[RECORDS FOR PROCESSING Boundary: Start]

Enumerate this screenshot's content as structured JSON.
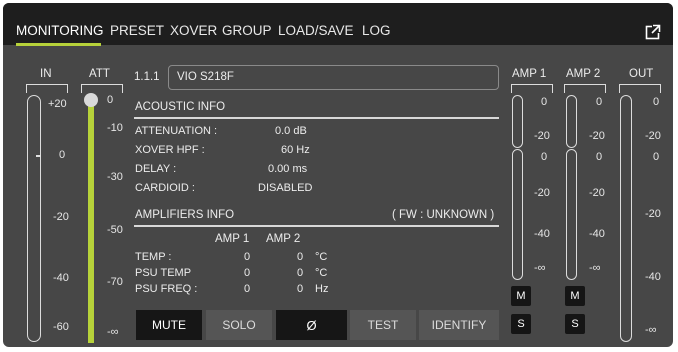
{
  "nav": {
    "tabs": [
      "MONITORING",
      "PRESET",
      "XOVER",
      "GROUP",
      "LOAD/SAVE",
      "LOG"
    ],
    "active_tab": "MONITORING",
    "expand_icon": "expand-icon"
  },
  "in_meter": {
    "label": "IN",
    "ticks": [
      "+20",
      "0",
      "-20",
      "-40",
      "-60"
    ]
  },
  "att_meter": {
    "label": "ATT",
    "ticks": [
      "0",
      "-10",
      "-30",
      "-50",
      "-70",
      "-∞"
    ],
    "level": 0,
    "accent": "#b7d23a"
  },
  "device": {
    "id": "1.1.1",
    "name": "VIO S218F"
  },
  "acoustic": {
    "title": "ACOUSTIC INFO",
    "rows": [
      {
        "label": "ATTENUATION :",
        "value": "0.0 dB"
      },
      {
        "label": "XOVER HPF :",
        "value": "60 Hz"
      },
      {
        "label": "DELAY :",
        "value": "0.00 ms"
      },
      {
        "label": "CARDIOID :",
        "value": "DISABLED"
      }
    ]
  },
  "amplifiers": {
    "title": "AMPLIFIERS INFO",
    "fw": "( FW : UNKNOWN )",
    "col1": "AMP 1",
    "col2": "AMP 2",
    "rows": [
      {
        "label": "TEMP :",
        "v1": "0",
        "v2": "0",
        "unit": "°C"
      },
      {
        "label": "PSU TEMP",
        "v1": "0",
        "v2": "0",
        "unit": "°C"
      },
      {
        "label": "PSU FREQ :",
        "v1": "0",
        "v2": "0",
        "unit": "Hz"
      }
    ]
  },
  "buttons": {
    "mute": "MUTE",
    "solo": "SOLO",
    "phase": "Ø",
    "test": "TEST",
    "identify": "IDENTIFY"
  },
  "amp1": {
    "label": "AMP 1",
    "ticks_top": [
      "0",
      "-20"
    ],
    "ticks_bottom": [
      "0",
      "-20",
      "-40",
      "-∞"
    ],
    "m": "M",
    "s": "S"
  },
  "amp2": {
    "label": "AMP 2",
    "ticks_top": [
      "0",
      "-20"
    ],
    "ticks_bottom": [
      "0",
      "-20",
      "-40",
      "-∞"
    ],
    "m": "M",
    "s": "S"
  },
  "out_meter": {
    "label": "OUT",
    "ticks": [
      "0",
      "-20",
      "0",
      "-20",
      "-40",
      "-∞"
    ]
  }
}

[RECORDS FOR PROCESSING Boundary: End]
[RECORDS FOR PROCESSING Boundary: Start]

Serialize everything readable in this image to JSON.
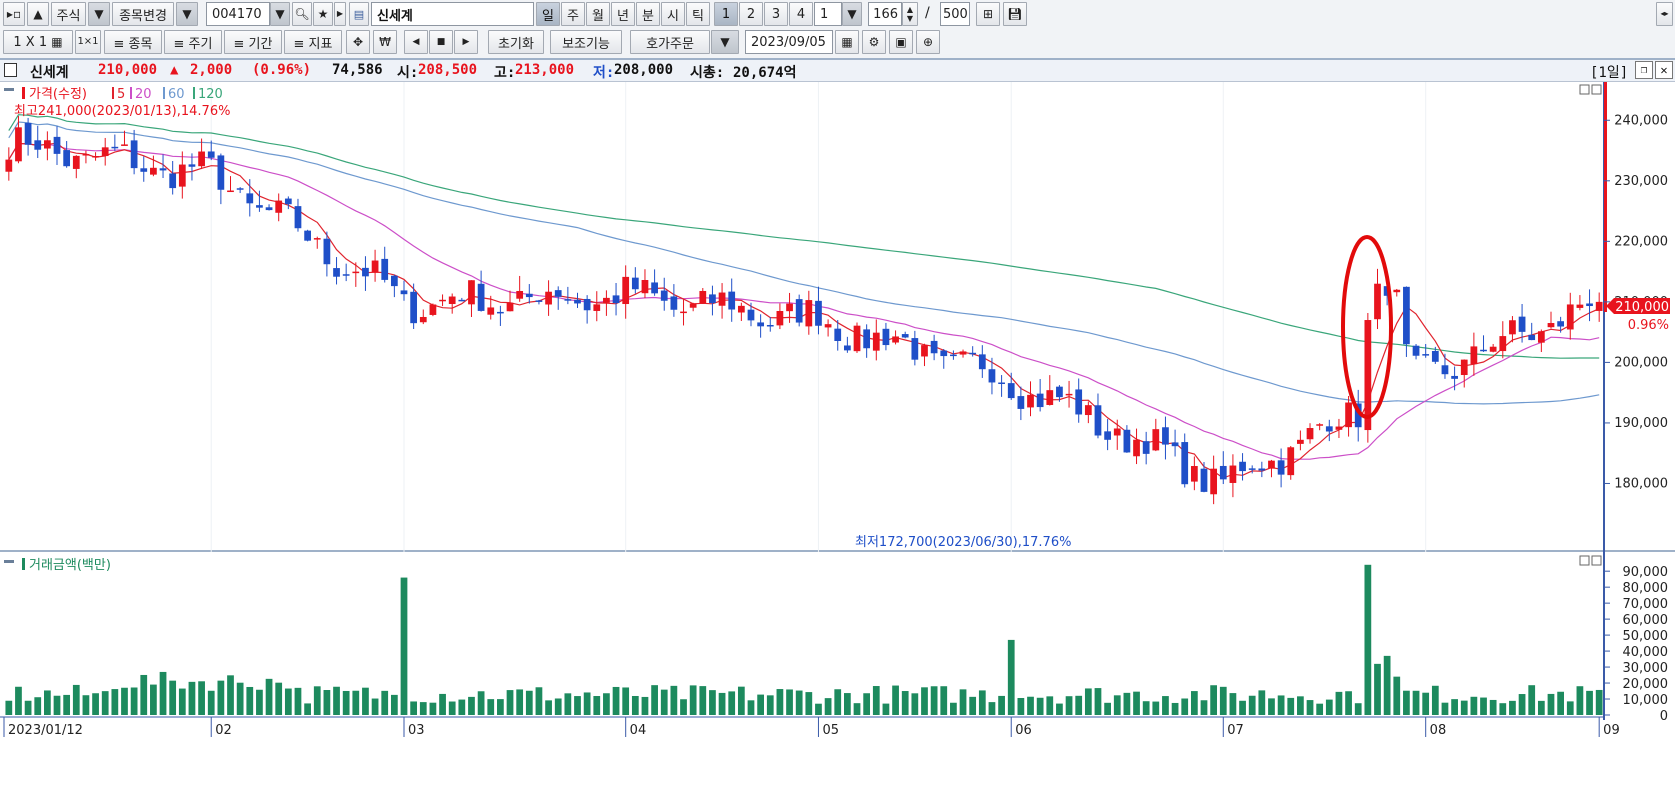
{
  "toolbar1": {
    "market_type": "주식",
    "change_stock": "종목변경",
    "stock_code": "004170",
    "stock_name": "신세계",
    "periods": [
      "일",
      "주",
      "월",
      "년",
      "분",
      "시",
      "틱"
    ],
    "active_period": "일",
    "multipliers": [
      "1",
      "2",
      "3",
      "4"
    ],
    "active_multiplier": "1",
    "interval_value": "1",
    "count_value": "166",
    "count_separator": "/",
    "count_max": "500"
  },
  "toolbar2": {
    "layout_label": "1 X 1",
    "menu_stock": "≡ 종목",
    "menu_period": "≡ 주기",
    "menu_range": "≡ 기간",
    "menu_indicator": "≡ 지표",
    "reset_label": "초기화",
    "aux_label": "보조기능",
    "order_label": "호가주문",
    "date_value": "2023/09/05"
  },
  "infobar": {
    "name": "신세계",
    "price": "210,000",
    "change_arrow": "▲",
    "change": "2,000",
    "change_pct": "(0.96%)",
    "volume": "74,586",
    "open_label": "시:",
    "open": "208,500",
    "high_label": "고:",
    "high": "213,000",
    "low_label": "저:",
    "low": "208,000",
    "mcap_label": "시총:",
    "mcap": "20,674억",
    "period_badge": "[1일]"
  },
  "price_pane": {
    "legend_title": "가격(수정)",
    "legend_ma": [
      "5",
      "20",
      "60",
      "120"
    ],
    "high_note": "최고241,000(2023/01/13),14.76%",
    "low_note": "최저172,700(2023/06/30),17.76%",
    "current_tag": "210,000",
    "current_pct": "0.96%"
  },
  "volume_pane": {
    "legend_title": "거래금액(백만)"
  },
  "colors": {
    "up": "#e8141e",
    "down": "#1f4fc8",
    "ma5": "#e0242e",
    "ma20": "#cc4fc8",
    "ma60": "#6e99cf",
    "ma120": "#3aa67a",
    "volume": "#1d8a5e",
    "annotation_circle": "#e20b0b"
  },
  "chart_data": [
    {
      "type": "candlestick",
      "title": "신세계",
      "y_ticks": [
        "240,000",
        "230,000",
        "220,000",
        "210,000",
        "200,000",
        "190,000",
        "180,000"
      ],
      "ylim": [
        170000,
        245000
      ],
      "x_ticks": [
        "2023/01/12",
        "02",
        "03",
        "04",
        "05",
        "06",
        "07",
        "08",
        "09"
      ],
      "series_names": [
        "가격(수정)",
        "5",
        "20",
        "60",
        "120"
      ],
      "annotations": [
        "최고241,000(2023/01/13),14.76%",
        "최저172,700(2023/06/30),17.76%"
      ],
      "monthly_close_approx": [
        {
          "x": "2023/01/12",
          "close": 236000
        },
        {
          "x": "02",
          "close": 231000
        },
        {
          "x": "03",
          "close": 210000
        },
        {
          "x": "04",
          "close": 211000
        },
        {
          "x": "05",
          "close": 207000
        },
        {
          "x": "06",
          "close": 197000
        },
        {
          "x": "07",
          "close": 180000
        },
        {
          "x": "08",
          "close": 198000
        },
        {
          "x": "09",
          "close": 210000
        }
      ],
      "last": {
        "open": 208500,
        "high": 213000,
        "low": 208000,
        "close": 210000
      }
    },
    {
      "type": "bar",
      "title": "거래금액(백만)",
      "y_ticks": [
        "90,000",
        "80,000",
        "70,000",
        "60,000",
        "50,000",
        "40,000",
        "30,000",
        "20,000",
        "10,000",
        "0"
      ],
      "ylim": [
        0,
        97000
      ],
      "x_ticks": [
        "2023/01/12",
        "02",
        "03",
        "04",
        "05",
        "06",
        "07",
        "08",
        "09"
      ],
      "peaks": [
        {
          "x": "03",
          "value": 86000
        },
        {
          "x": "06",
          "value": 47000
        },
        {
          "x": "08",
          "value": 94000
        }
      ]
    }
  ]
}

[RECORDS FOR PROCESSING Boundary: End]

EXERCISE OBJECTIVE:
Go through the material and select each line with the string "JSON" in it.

SOLUTION TO THIS TASK:
Enumerate this screenshot's content as structured JSON.
Serialize everything readable in this image to JSON.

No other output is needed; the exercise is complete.